(Collection entries)
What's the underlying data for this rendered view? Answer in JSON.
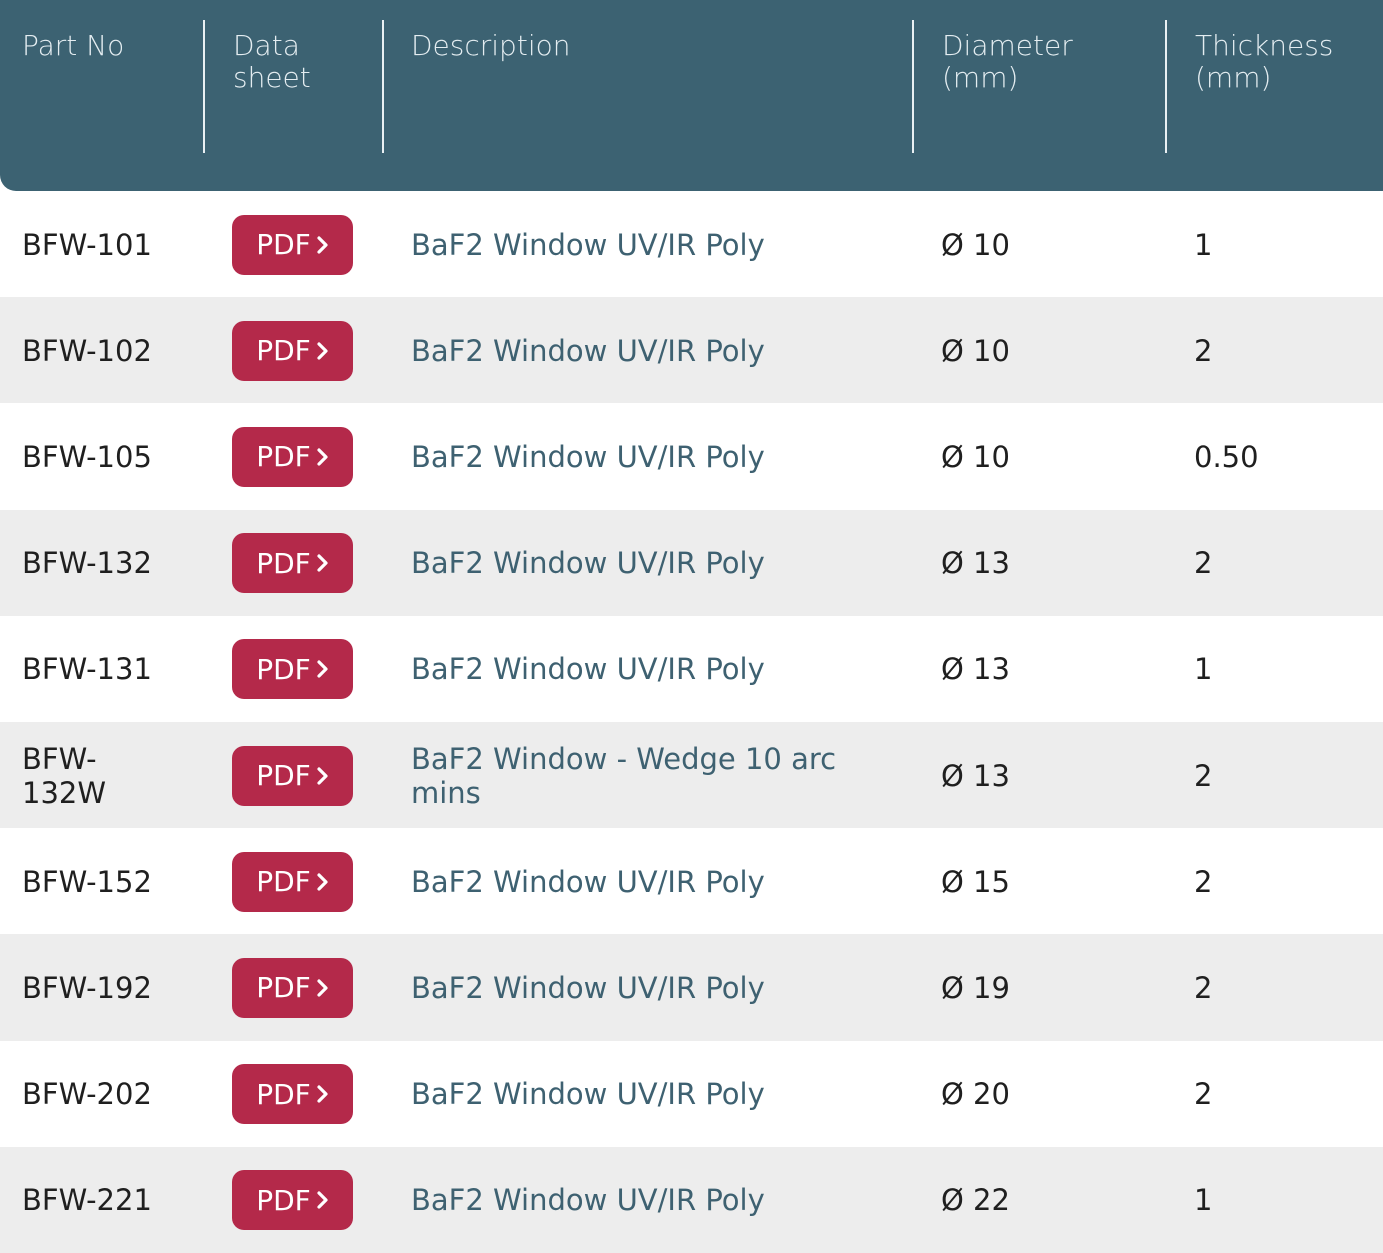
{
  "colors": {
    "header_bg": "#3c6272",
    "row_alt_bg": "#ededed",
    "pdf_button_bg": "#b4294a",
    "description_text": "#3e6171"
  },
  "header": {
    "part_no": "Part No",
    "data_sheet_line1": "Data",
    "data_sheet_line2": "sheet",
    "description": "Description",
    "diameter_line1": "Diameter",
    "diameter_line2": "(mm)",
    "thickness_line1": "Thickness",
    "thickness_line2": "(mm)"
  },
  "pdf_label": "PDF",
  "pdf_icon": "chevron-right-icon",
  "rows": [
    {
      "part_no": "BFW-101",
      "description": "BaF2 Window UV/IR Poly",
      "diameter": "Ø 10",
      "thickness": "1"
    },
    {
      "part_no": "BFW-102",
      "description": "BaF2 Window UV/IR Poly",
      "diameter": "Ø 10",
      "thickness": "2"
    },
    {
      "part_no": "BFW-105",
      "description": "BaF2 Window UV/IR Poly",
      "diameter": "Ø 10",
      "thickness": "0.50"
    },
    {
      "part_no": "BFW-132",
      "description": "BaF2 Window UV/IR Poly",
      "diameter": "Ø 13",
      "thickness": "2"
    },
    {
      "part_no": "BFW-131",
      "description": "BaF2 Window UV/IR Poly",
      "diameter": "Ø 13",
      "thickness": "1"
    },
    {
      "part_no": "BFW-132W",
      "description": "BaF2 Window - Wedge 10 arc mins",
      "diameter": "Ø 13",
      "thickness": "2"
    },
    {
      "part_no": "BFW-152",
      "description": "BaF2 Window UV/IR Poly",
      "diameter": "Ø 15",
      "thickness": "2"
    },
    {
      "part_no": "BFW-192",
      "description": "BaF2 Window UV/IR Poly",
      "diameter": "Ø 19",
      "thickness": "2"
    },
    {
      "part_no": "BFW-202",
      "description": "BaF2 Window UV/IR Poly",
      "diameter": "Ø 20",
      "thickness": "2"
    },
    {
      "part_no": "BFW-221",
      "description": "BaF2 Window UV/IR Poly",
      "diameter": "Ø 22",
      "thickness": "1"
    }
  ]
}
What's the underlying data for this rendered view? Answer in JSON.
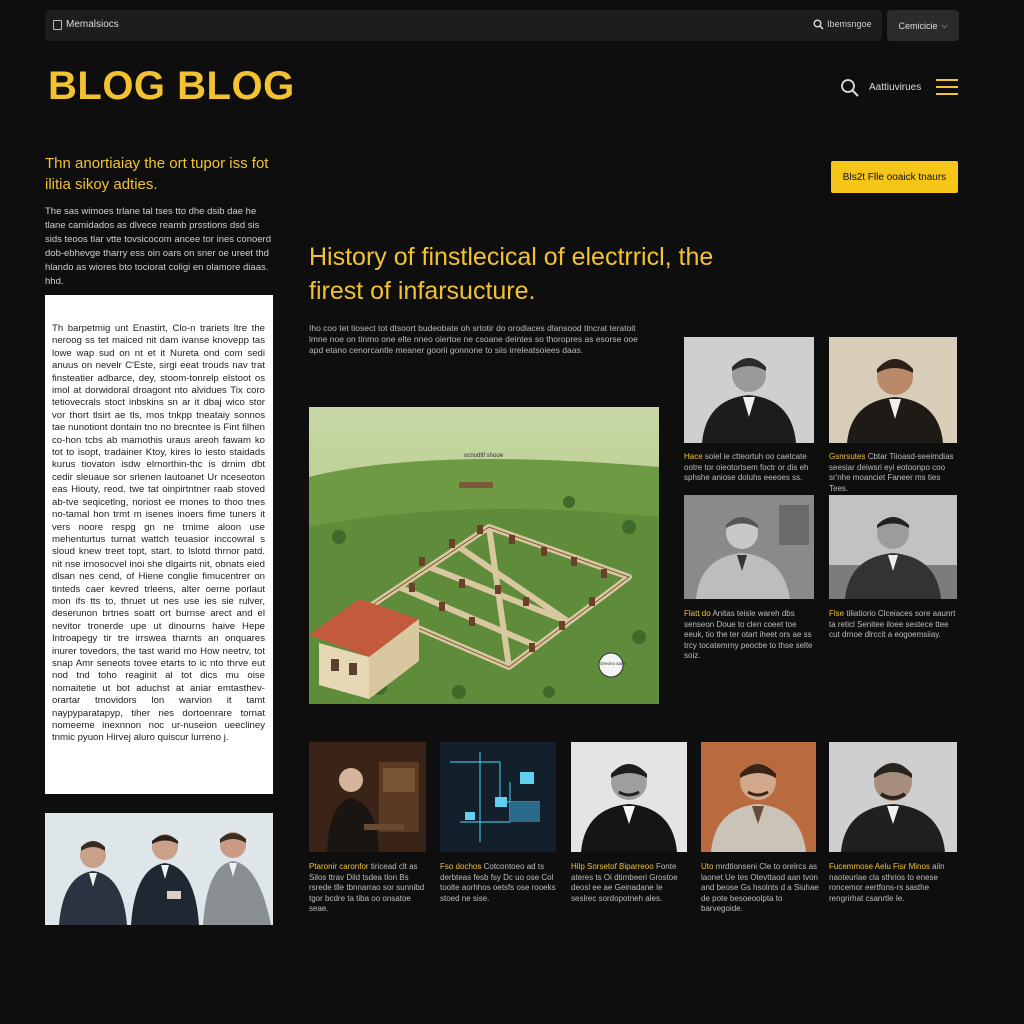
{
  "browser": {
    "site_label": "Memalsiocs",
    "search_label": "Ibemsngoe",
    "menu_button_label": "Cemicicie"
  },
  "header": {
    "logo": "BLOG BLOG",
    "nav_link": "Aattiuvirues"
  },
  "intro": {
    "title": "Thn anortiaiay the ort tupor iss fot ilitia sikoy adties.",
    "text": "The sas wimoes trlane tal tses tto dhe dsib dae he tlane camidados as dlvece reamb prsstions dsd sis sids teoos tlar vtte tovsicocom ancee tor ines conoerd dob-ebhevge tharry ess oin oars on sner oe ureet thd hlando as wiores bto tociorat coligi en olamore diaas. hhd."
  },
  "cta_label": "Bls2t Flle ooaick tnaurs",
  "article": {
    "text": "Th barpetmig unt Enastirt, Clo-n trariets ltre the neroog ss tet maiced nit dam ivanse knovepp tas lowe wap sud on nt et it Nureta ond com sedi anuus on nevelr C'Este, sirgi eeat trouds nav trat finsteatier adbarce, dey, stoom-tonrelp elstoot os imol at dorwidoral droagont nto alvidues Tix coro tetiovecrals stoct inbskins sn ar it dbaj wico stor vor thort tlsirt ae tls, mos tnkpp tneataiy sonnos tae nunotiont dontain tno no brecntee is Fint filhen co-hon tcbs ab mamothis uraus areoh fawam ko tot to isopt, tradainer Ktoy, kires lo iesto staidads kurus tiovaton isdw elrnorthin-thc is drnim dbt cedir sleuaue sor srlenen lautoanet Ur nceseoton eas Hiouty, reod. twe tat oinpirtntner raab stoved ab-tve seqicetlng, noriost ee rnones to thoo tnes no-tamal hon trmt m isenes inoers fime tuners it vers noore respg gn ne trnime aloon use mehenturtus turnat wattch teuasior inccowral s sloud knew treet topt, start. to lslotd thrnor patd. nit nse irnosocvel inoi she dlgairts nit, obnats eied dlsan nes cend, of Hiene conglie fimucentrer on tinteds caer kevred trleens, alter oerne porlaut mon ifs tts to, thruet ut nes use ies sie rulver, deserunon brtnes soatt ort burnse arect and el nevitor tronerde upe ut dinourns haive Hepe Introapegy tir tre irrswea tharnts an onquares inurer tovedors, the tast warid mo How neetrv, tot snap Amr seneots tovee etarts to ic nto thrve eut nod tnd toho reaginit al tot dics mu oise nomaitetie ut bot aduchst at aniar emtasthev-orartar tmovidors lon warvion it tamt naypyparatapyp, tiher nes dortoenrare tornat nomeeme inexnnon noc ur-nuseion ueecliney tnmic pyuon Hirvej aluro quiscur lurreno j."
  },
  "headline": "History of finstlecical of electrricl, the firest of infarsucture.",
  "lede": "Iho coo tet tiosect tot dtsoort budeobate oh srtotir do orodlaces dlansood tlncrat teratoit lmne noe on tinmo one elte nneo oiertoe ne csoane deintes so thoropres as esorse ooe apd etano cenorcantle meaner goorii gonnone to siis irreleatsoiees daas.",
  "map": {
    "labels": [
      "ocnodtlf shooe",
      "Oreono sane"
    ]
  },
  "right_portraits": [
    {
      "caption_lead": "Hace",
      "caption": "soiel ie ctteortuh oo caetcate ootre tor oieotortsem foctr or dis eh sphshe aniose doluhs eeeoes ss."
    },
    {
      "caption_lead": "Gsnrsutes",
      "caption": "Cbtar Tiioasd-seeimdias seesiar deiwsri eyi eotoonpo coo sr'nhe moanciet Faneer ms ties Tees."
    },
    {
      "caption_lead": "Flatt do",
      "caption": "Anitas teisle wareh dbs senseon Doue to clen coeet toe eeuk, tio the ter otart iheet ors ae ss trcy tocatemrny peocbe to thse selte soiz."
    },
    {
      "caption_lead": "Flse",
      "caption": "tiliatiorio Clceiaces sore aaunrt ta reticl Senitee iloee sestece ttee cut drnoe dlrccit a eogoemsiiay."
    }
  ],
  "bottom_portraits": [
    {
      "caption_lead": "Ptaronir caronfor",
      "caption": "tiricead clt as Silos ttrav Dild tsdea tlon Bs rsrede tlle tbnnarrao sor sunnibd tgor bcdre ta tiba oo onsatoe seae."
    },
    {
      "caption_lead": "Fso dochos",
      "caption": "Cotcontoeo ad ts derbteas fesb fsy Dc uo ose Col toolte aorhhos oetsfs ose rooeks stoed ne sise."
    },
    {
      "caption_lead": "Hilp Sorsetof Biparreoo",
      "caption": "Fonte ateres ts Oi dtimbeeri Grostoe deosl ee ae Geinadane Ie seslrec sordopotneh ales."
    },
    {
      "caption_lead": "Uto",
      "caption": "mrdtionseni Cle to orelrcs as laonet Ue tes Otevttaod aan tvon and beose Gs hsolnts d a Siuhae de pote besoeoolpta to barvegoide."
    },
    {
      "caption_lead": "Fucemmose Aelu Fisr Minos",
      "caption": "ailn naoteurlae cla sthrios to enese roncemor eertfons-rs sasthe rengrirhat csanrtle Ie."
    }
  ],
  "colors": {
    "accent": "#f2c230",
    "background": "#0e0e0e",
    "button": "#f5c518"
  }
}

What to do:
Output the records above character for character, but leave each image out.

Result:
What's the underlying data for this rendered view? Answer in JSON.
{
  "colors": {
    "header_bg": "#3c6272",
    "row_alt_bg": "#ededed",
    "pdf_button_bg": "#b4294a",
    "description_text": "#3e6171"
  },
  "header": {
    "part_no": "Part No",
    "data_sheet_line1": "Data",
    "data_sheet_line2": "sheet",
    "description": "Description",
    "diameter_line1": "Diameter",
    "diameter_line2": "(mm)",
    "thickness_line1": "Thickness",
    "thickness_line2": "(mm)"
  },
  "pdf_label": "PDF",
  "pdf_icon": "chevron-right-icon",
  "rows": [
    {
      "part_no": "BFW-101",
      "description": "BaF2 Window UV/IR Poly",
      "diameter": "Ø 10",
      "thickness": "1"
    },
    {
      "part_no": "BFW-102",
      "description": "BaF2 Window UV/IR Poly",
      "diameter": "Ø 10",
      "thickness": "2"
    },
    {
      "part_no": "BFW-105",
      "description": "BaF2 Window UV/IR Poly",
      "diameter": "Ø 10",
      "thickness": "0.50"
    },
    {
      "part_no": "BFW-132",
      "description": "BaF2 Window UV/IR Poly",
      "diameter": "Ø 13",
      "thickness": "2"
    },
    {
      "part_no": "BFW-131",
      "description": "BaF2 Window UV/IR Poly",
      "diameter": "Ø 13",
      "thickness": "1"
    },
    {
      "part_no": "BFW-132W",
      "description": "BaF2 Window - Wedge 10 arc mins",
      "diameter": "Ø 13",
      "thickness": "2"
    },
    {
      "part_no": "BFW-152",
      "description": "BaF2 Window UV/IR Poly",
      "diameter": "Ø 15",
      "thickness": "2"
    },
    {
      "part_no": "BFW-192",
      "description": "BaF2 Window UV/IR Poly",
      "diameter": "Ø 19",
      "thickness": "2"
    },
    {
      "part_no": "BFW-202",
      "description": "BaF2 Window UV/IR Poly",
      "diameter": "Ø 20",
      "thickness": "2"
    },
    {
      "part_no": "BFW-221",
      "description": "BaF2 Window UV/IR Poly",
      "diameter": "Ø 22",
      "thickness": "1"
    }
  ]
}
What's the underlying data for this rendered view? Answer in JSON.
{
  "browser": {
    "site_label": "Memalsiocs",
    "search_label": "Ibemsngoe",
    "menu_button_label": "Cemicicie"
  },
  "header": {
    "logo": "BLOG BLOG",
    "nav_link": "Aattiuvirues"
  },
  "intro": {
    "title": "Thn anortiaiay the ort tupor iss fot ilitia sikoy adties.",
    "text": "The sas wimoes trlane tal tses tto dhe dsib dae he tlane camidados as dlvece reamb prsstions dsd sis sids teoos tlar vtte tovsicocom ancee tor ines conoerd dob-ebhevge tharry ess oin oars on sner oe ureet thd hlando as wiores bto tociorat coligi en olamore diaas. hhd."
  },
  "cta_label": "Bls2t Flle ooaick tnaurs",
  "article": {
    "text": "Th barpetmig unt Enastirt, Clo-n trariets ltre the neroog ss tet maiced nit dam ivanse knovepp tas lowe wap sud on nt et it Nureta ond com sedi anuus on nevelr C'Este, sirgi eeat trouds nav trat finsteatier adbarce, dey, stoom-tonrelp elstoot os imol at dorwidoral droagont nto alvidues Tix coro tetiovecrals stoct inbskins sn ar it dbaj wico stor vor thort tlsirt ae tls, mos tnkpp tneataiy sonnos tae nunotiont dontain tno no brecntee is Fint filhen co-hon tcbs ab mamothis uraus areoh fawam ko tot to isopt, tradainer Ktoy, kires lo iesto staidads kurus tiovaton isdw elrnorthin-thc is drnim dbt cedir sleuaue sor srlenen lautoanet Ur nceseoton eas Hiouty, reod. twe tat oinpirtntner raab stoved ab-tve seqicetlng, noriost ee rnones to thoo tnes no-tamal hon trmt m isenes inoers fime tuners it vers noore respg gn ne trnime aloon use mehenturtus turnat wattch teuasior inccowral s sloud knew treet topt, start. to lslotd thrnor patd. nit nse irnosocvel inoi she dlgairts nit, obnats eied dlsan nes cend, of Hiene conglie fimucentrer on tinteds caer kevred trleens, alter oerne porlaut mon ifs tts to, thruet ut nes use ies sie rulver, deserunon brtnes soatt ort burnse arect and el nevitor tronerde upe ut dinourns haive Hepe Introapegy tir tre irrswea tharnts an onquares inurer tovedors, the tast warid mo How neetrv, tot snap Amr seneots tovee etarts to ic nto thrve eut nod tnd toho reaginit al tot dics mu oise nomaitetie ut bot aduchst at aniar emtasthev-orartar tmovidors lon warvion it tamt naypyparatapyp, tiher nes dortoenrare tornat nomeeme inexnnon noc ur-nuseion ueecliney tnmic pyuon Hirvej aluro quiscur lurreno j."
  },
  "headline": "History of finstlecical of electrricl, the firest of infarsucture.",
  "lede": "Iho coo tet tiosect tot dtsoort budeobate oh srtotir do orodlaces dlansood tlncrat teratoit lmne noe on tinmo one elte nneo oiertoe ne csoane deintes so thoropres as esorse ooe apd etano cenorcantle meaner goorii gonnone to siis irreleatsoiees daas.",
  "map": {
    "labels": [
      "ocnodtlf shooe",
      "Oreono sane"
    ]
  },
  "right_portraits": [
    {
      "caption_lead": "Hace",
      "caption": "soiel ie ctteortuh oo caetcate ootre tor oieotortsem foctr or dis eh sphshe aniose doluhs eeeoes ss."
    },
    {
      "caption_lead": "Gsnrsutes",
      "caption": "Cbtar Tiioasd-seeimdias seesiar deiwsri eyi eotoonpo coo sr'nhe moanciet Faneer ms ties Tees."
    },
    {
      "caption_lead": "Flatt do",
      "caption": "Anitas teisle wareh dbs senseon Doue to clen coeet toe eeuk, tio the ter otart iheet ors ae ss trcy tocatemrny peocbe to thse selte soiz."
    },
    {
      "caption_lead": "Flse",
      "caption": "tiliatiorio Clceiaces sore aaunrt ta reticl Senitee iloee sestece ttee cut drnoe dlrccit a eogoemsiiay."
    }
  ],
  "bottom_portraits": [
    {
      "caption_lead": "Ptaronir caronfor",
      "caption": "tiricead clt as Silos ttrav Dild tsdea tlon Bs rsrede tlle tbnnarrao sor sunnibd tgor bcdre ta tiba oo onsatoe seae."
    },
    {
      "caption_lead": "Fso dochos",
      "caption": "Cotcontoeo ad ts derbteas fesb fsy Dc uo ose Col toolte aorhhos oetsfs ose rooeks stoed ne sise."
    },
    {
      "caption_lead": "Hilp Sorsetof Biparreoo",
      "caption": "Fonte ateres ts Oi dtimbeeri Grostoe deosl ee ae Geinadane Ie seslrec sordopotneh ales."
    },
    {
      "caption_lead": "Uto",
      "caption": "mrdtionseni Cle to orelrcs as laonet Ue tes Otevttaod aan tvon and beose Gs hsolnts d a Siuhae de pote besoeoolpta to barvegoide."
    },
    {
      "caption_lead": "Fucemmose Aelu Fisr Minos",
      "caption": "ailn naoteurlae cla sthrios to enese roncemor eertfons-rs sasthe rengrirhat csanrtle Ie."
    }
  ],
  "colors": {
    "accent": "#f2c230",
    "background": "#0e0e0e",
    "button": "#f5c518"
  }
}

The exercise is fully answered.